SAPPORO – A recent experiment has found that of three types of plastic, vinyl chloride produces the largest amount of dioxin when burned and nonplastic substances produce more dioxin when burned together with chlorine compounds, according to researchers.
The test was conducted by a research group formed jointly by the Gifu Prefectural Institute of Health and Environmental Sciences and the National Institute for Environmental Studies. The results were announced Tuesday to an environmental science conference in Sapporo.
Scientists already know that dioxin, a carcinogen, is produced through burning, particularly plastics, but it is unclear how much dioxin is produced by each substance.
The experiments could prove useful in efforts to reduce the amount of dioxin being released into the environment.
The researchers used small incinerators to burn three types of plastic under various conditions.
In addition to vinyl chloride, the other substances were polystyrene, used in foam packaging, and polyethylene, which is found in many household products.
The experiment measured the amount of the most poisonous dioxin found in a cubic meter of gas emitted from the burning. Measurements were in nanograms, each being one-billionth of a gram.
Vinyl chloride produced 16 nanograms of dioxin per cubic meter, the highest amount of the three plastics. For polystyrene, the amount was 0.28 nanograms, and for polyethylene, 1.2 nanograms.
The numbers increased when the plastics were incinerated together. When vinyl chloride and polyethylene were mixed, the amount rose to 19 nanograms.
The same tendency was observed when nonplastic substances were added. Newspaper soaked in table salt or burned with vinyl each produced more than 30 nanograms of dioxin. Newspaper alone, by comparison, produced a mere 0.17 nanogram.
The researchers concluded that even seemingly innocuous materials like newspaper can increase the dioxin produced when burned with compounds containing chlorine.

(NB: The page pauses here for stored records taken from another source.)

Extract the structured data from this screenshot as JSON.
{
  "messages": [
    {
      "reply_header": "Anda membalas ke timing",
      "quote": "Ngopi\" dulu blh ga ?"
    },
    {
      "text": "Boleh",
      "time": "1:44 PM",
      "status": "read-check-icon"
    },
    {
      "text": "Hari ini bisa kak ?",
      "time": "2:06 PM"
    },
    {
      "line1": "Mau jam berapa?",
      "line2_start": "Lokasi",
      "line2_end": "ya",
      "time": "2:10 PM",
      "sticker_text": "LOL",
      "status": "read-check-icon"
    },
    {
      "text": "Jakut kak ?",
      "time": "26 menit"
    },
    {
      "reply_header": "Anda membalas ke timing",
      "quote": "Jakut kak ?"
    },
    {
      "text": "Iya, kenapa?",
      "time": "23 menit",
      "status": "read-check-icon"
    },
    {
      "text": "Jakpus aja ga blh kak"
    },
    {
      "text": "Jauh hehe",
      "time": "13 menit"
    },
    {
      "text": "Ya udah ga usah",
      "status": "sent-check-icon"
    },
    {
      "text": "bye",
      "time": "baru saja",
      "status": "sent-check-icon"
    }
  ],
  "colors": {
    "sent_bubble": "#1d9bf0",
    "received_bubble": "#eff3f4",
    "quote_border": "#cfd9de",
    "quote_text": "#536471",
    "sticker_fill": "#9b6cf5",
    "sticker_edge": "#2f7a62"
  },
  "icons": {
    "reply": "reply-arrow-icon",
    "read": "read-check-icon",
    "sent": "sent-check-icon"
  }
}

The finding also highlights the importance of separating garbage before it is incinerated, they said.
In recent years, manufacturers have cut back on their use of vinyl chloride, used for containers, wrapping materials and other products, following reports that it produces large amounts of dioxin when burned.
Waste plant lawsuit
KOBE (Kyodo) About 300 residents of Ichikawa, Hyogo Prefecture, filed a joint suit Wednesday seeking to stop three town governments from proceeding with a plan to build a facility to make fuel out of burnable waste.
The group filed the suit with the Kobe District Court, claiming the production of the fuel will generate cancer-causing dioxin and related substances.
The residents are demanding that the administrative union comprising the towns of Ichikawa, Okawachi and Kanzaki not spend the 1.56 billion yen earmarked this fiscal year for building the facility in Ichikawa.
The towns estimate the facility will cost 4.14 billion yen to build.
An administrative official said the towns have yet to receive the approval of the Health and Welfare Ministry to build the facility and have not purchased the land where it is to be constructed.
The group argues that the towns will have to pay high prices for the land, as landowners will be reluctant to sell property to build a waste disposal facility.